Wait, what’s that? Seahawks fans should be happy that the rival 49ers are in the NFC Championship Game? Well maybe Seattle fans won’t celebrate San Francisco’s win, but there is some good in that result for the Seahawks. Same with Baltimore’s win over Houston.
Time and time again, we’ve heard Pete Carroll preach the value of defense, running the football and winning the turnover battle. That formula led to some success for the Seahawks in the second half of the season, but even as the Seahawks were winning, people asked if that formula can work anymore in the now pass-happy NFL. Well with four teams remaining in the playoffs, there are two—New York and New England—that do rely heavily on the passing game, but the other two teams still standing, Baltimore and San Francisco, got this far using the same formula Carroll is trying to win with in Seattle.
Now this isn’t a perfect comparison. For one, Baltimore and San Francisco, by almost all measures, were better than Seattle on defense despite the huge strides the Seahawks made in this are. The 49ers also won last weekend because the offense was able to twice drive for go-ahead scores late in the fourth quarter, something the Seahawks couldn’t do all season. But the fact that Green Bay and New Orleans are done for the season while San Francisco and Baltimore are still playing does show that, even in an era of passing records, defense and a rushing game can work in the playoffs.
Consider the following:
The 49ers were a pedestrian 26th in total yards and 29th in passing yards, but had the 8th-best rushing total, and were stingy across the board on defense: 2nd in scoring D, 4th total D, 16th pass D, 1st run D, and the 49ers led the league in turnover ratio.
The Ravens were also middle of the road in most offensive stats: 15th total offense, 12th scoring, 19th passing, 10th rushing.
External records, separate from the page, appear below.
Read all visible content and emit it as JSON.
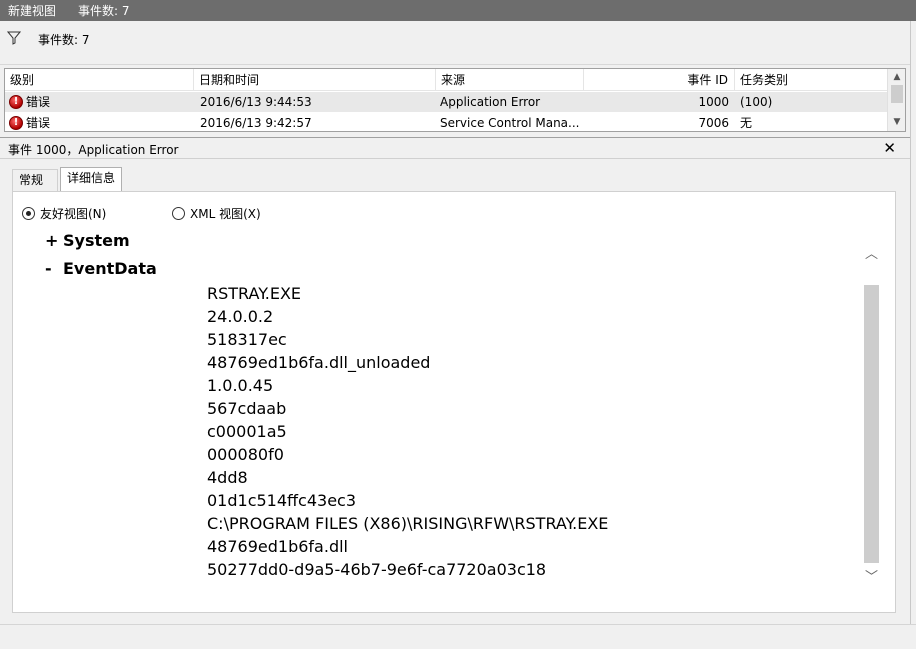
{
  "titlebar": {
    "view_name": "新建视图",
    "event_count": "事件数: 7"
  },
  "filterbar": {
    "icon": "filter-icon",
    "event_count": "事件数: 7"
  },
  "table": {
    "headers": {
      "level": "级别",
      "datetime": "日期和时间",
      "source": "来源",
      "event_id": "事件 ID",
      "task_category": "任务类别"
    },
    "rows": [
      {
        "level": "错误",
        "datetime": "2016/6/13 9:44:53",
        "source": "Application Error",
        "event_id": "1000",
        "task_category": "(100)",
        "icon": "error-icon"
      },
      {
        "level": "错误",
        "datetime": "2016/6/13 9:42:57",
        "source": "Service Control Mana...",
        "event_id": "7006",
        "task_category": "无",
        "icon": "error-icon"
      }
    ]
  },
  "detail": {
    "title": "事件 1000，Application Error",
    "close_label": "✕",
    "tabs": [
      {
        "label": "常规"
      },
      {
        "label": "详细信息"
      }
    ],
    "view_options": {
      "friendly": "友好视图(N)",
      "xml": "XML 视图(X)",
      "selected": "friendly"
    },
    "tree": {
      "system": {
        "sign": "+",
        "label": "System"
      },
      "eventdata": {
        "sign": "-",
        "label": "EventData"
      }
    },
    "event_data": [
      "RSTRAY.EXE",
      "24.0.0.2",
      "518317ec",
      "48769ed1b6fa.dll_unloaded",
      "1.0.0.45",
      "567cdaab",
      "c00001a5",
      "000080f0",
      "4dd8",
      "01d1c514ffc43ec3",
      "C:\\PROGRAM FILES (X86)\\RISING\\RFW\\RSTRAY.EXE",
      "48769ed1b6fa.dll",
      "50277dd0-d9a5-46b7-9e6f-ca7720a03c18"
    ]
  },
  "colors": {
    "titlebar": "#6d6d6d",
    "error": "#c00000",
    "selected_row": "#e8e8e8"
  }
}
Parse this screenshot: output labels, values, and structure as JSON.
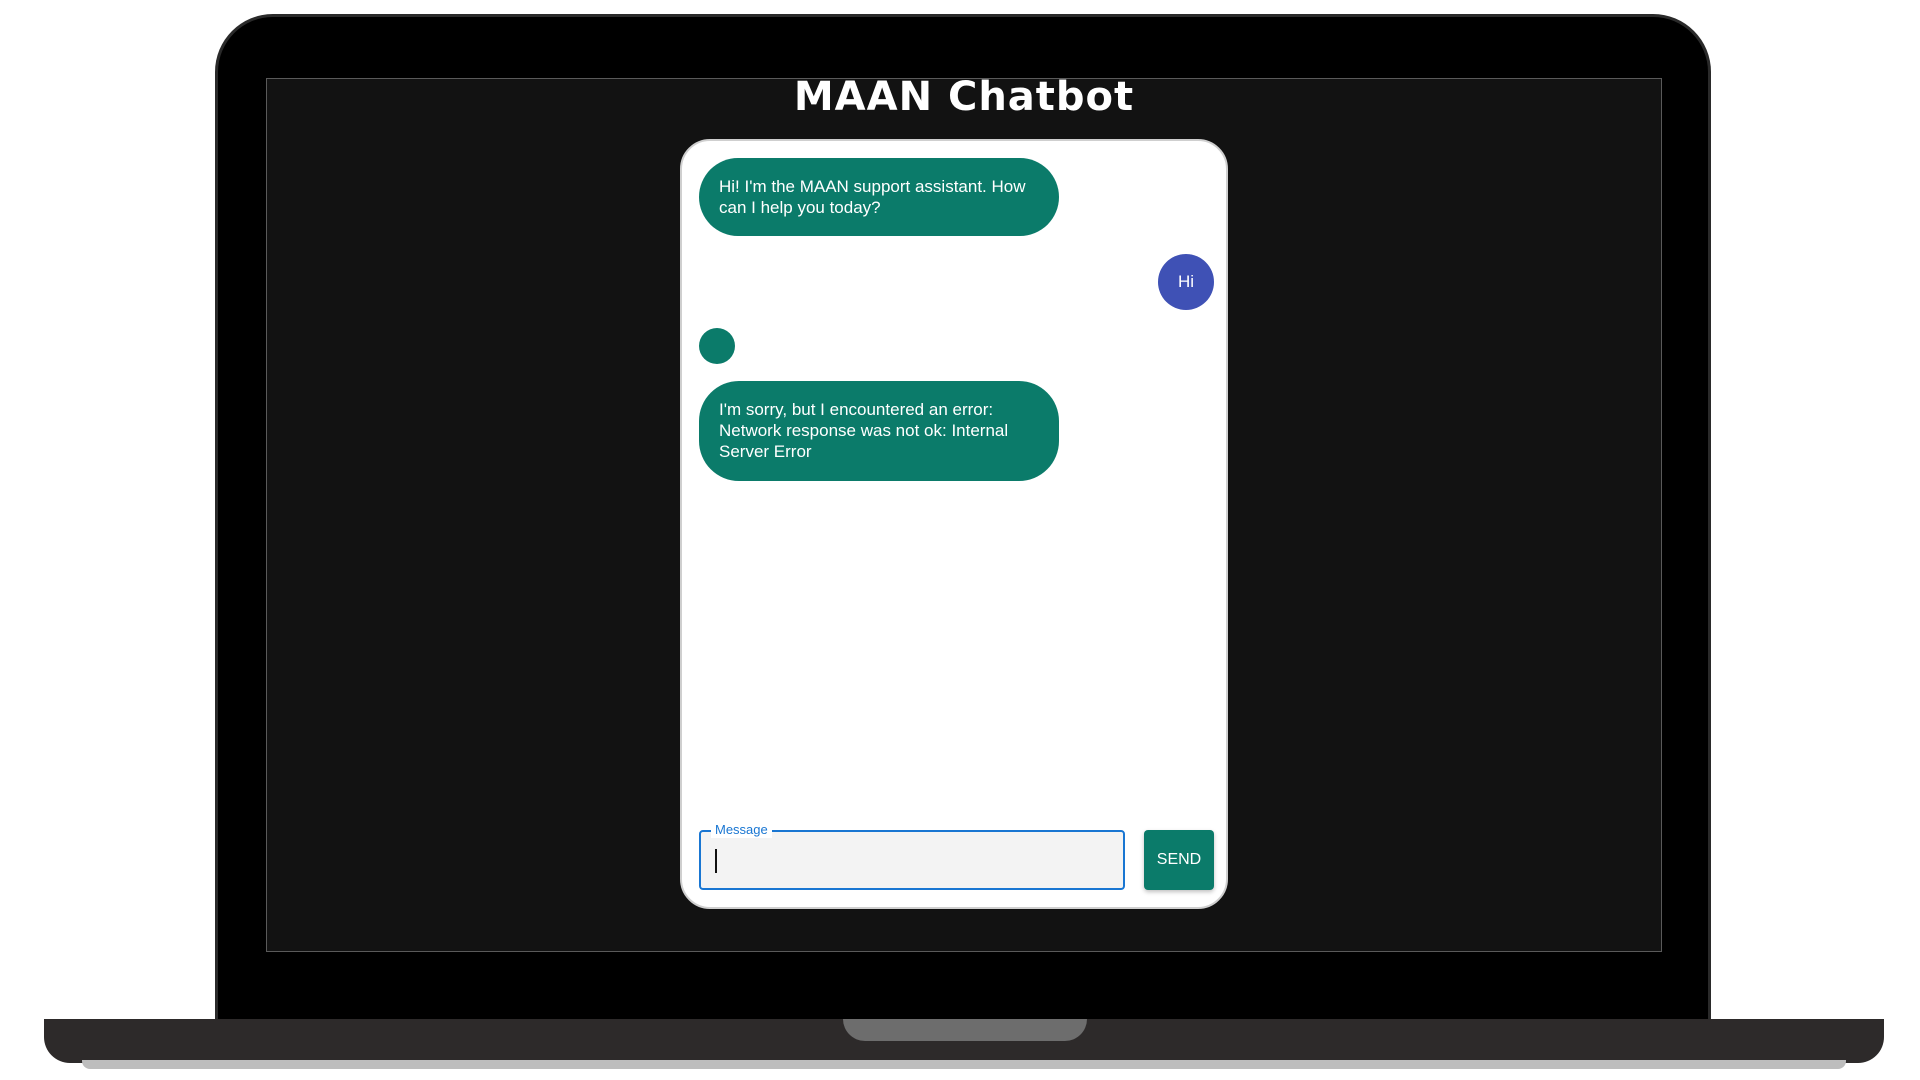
{
  "app": {
    "title": "MAAN Chatbot"
  },
  "chat": {
    "messages": [
      {
        "sender": "bot",
        "text": "Hi! I'm the MAAN support assistant. How can I help you today?"
      },
      {
        "sender": "user",
        "text": "Hi"
      },
      {
        "sender": "bot",
        "text": "I'm sorry, but I encountered an error: Network response was not ok: Internal Server Error"
      }
    ]
  },
  "input": {
    "label": "Message",
    "value": ""
  },
  "send_button": {
    "label": "SEND"
  },
  "colors": {
    "bot_bubble": "#0b7b6a",
    "user_bubble": "#3f51b5",
    "accent": "#1976d2",
    "screen_background": "#121212"
  }
}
But they were 3rd in total defense and scoring D, 4th in passing D and 2nd against the run.
The Seahawks offense wasn’t particularly good, ranking 28th in yards, 23rd in scoring, 22nd in passing and 21st in the run game, but considering they were 31st in rushing offense through seven games, that number should be much better next year based on the growth we saw.
Defensively the Seahawks ranked 9th in total D, 7th in scoring, 11th against the pass and 15th against the run, while being 5th in turnover ratio. As young as Seattle’s defense is, there is no reason to think those numbers won’t improve next season. And based off what we’ve seen in these playoffs, good old-fashioned defense might just work in the playoffs after all.